“The same quadratic equation with which the ancients drew right angles to build their temples can be used today by a banker to calculate the yield to maturity of a new, two-year bond. The same techniques of calculus developed by Newton and Leibniz two centuries ago to study the orbits of Mars and Mercury can be used today by a civil engineer to calculate the maximum stress on a new bridge, or the volume of water to pass beneath it.”
— Benoit Mandelbrot
The above quote is from a book recommended recently in a Twitter thread from Mike Lawlor, and which I haven’t been able to put down for very long. And it’s not even about science or math per se, but rather the stock market: The Misbehavior of Markets: A Fractal View of Financial Turbulence.
For anyone interested in human behavior, decision-making, culture, science, history, or computers, it’s hard to escape the gravity of “finance” as a natural way to get a slice of understanding about all of them at once. And Mandelbrot, who pioneered the discipline of (and coined the term) “fractals,” has a way of overturning convention in this otherwise conventional field of study in a way that feels light, visually intuitive, and almost playful. This book is a natural complement (precursor?) to Nassim Taleb’s bestseller The Black Swan: The Impact of the Highly Improbable, and just as exuberantly defiant.
I started reading the book the other day, the same day I happened to be catching up on this 2017 podcast episode from Patrick O’Shaughnessy involving a wide-ranging discussion with investors Ted Seides and Brent Beshore, and 1 month after blazing through Steven Strogatz’s completely excellent Infinite Powers: How Calculus Reveals the Secrets of the Universe as I was gathering up dots to connect I started feeling a faint shimmer of insight:
None of this is about numbers.
Numbers are the shadow of information, not information itself. Our theories and models are the scaffolding with which we can build understanding — they are not understanding itself. Patterns are resemblances of potential meaning, not meaning itself.
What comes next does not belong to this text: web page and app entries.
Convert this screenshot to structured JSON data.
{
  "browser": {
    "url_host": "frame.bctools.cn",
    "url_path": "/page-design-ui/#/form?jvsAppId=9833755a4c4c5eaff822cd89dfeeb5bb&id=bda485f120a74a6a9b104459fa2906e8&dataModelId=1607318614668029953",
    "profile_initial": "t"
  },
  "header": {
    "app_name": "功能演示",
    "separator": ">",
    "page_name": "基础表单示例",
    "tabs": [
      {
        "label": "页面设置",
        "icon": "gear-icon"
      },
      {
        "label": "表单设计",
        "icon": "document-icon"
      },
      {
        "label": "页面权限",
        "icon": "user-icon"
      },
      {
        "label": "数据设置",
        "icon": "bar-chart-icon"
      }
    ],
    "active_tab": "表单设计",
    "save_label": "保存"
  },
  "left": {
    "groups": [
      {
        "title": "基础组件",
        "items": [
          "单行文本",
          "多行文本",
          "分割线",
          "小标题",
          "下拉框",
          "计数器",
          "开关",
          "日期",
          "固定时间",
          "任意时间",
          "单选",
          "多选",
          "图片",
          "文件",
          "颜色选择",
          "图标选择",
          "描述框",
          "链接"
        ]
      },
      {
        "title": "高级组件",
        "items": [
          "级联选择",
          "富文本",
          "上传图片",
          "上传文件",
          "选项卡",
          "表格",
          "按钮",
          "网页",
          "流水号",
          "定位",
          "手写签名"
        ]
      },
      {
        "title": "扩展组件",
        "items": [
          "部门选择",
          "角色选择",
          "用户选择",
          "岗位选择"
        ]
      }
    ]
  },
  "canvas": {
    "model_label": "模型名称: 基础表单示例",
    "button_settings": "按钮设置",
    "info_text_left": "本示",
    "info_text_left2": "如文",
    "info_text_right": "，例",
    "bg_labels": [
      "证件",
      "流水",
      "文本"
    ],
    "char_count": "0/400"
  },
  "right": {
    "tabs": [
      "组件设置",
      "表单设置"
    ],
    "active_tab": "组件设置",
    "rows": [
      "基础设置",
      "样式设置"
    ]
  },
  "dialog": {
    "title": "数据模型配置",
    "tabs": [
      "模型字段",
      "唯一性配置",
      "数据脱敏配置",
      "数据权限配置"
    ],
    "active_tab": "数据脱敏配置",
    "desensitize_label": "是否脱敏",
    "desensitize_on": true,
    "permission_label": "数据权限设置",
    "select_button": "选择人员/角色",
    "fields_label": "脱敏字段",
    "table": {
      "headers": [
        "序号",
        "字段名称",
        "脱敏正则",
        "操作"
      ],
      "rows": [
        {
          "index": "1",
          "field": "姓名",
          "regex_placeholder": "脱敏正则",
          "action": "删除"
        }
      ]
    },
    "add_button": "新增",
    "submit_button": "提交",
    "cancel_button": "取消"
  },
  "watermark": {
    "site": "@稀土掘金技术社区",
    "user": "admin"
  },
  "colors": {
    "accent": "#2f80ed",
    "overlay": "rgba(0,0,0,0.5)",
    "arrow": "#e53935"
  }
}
We talk about subjects like math and finance as if they are about numbers or values, which isn’t accurate. What something is about tends to be different than the tools you use to get at its “aboutness.”
What I’m getting from my brief foray into this arcane world of logarithms, integrals, and fractal dimensionality is not an appreciation for math (that was already there), but the unexpected discovery of philosophical principles for the art of living a life. Principles that can be used to domesticate emotions, flourish with inertia, and value what matters.
For example, A big theme I’ve noticed throughout the Invest Like The Best podcast is this idea that the rise of robo-advisors such as Betterment and Wealthfront (following the hands off revolution of set-it-and-forget-it mutual funds) isn’t likely to make active investment managers obsolete. Why? Because the biggest value a good active manager provides isn’t in their investment philosophy or the stocks they pick but in their ability to stoically withstand the emotional tumult of markets. They earn fees not for their ability to beat the market but the mental discipline to adhere to the plan and not pull out when things get rough. A philosophy, whether financial or otherwise, is a system of behavior used for making decisions consistent with your values. When you deviate from the system, then you are more likely to suffer.
Or consider this excerpt from The Misbehavior of Markets making a point about a market peculiarity but hitting on the insight underlying habit-building and the compounding gains of nutrition, exercise, and intimacy. He also ends by deploying the “infinite” — the idea at the heart of calculus:
The most-studied evidence, by the greatest number of economists concerns what is called short-term dependence. This refers to the way price levels or price changes at one moment can influence those shortly afterwards — an hour, a day, or a few years, depending on what you consider ‘short.’ A ‘momentum’ effect is at work, some economists theorize: Once a stock price starts climbing, the odds are slightly in favor of it continuing to climb for awhile longer.
[…] Just the opposite appears to happen in the medium term, three to eight years. A stock that was rising over one multi-year stretch has slightly greater odds of falling in the next.
I have another view of dependence. To me, its most important effect is not over a short term, but over the very long term — in theory, an infinite effect. This has some unusual consequences. Be that as it may, for our present purposes, a bottom line emerges: Stock prices are not independent. Today’s action can, at least slightly, affect tomorrow’s action. The standard model is, again, wrong.
During the the flow of discussion between O’Shaughnessy, Seides, and Beshore there was general agreement that in the end, despite a deep fascination with and study of financial investments whether public (Seides) or private (Beshore), that the best investment continues to be in yourself — that your own knowledge, skills, and relationships are what give the best returns. It turns out, even for successful investors, compound interest has less intrinsic value than compounding interests.
Or, to cast it in more Strogatzian light: maybe the derivative of your life at any particular moment — your rate of change — is closely related to how much personal value you’re able to accumulate before it’s over.
“It is an extraordinary feature of science that the most diverse, seemingly unrelated, phenomena can be described with the same mathematical tools.”
— Benoit Mandelbrot